Excerpts from an interface dataset
--
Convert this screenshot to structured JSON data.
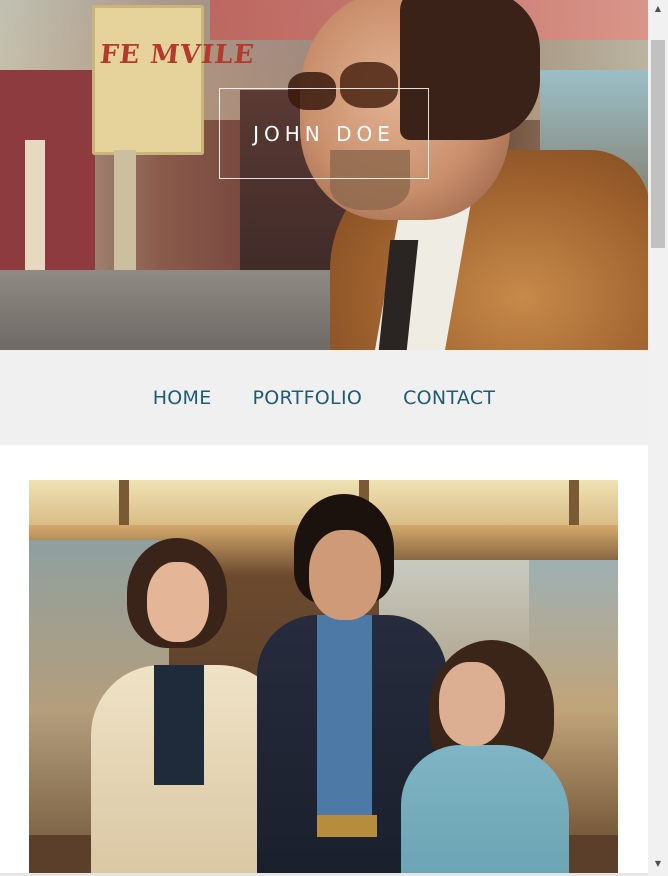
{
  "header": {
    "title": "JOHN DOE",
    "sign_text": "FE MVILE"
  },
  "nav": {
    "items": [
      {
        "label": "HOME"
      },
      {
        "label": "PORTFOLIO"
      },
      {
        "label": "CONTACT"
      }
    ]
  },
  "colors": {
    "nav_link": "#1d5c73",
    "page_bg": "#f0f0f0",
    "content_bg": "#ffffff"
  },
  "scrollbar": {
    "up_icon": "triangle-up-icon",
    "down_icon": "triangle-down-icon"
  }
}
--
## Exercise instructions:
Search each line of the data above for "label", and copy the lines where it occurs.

## Output for this task:
        "label": "HOME"
        "label": "PORTFOLIO"
        "label": "CONTACT"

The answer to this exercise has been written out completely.